**Task material**
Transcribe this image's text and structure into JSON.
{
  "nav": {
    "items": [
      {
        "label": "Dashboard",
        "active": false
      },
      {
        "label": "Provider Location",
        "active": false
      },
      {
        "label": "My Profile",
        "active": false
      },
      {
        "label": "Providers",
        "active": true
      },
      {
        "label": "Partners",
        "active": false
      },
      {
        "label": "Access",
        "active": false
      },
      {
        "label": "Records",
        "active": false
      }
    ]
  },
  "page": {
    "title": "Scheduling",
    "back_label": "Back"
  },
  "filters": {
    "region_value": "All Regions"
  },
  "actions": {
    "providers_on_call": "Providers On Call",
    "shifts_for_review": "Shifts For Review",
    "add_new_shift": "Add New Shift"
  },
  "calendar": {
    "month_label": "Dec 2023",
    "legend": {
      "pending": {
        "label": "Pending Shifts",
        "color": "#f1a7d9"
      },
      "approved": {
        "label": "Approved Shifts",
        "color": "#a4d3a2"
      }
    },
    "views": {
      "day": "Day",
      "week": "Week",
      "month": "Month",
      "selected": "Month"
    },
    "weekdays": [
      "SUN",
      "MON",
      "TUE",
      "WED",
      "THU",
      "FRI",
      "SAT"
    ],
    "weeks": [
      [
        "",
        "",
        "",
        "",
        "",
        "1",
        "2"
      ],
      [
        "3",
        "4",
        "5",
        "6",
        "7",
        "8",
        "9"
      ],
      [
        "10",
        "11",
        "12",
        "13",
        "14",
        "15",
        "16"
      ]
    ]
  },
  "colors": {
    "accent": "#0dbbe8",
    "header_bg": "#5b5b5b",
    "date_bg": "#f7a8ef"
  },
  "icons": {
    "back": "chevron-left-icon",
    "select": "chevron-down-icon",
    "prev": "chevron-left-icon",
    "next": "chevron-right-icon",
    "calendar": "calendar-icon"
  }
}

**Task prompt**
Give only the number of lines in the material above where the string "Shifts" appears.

**Task output**
3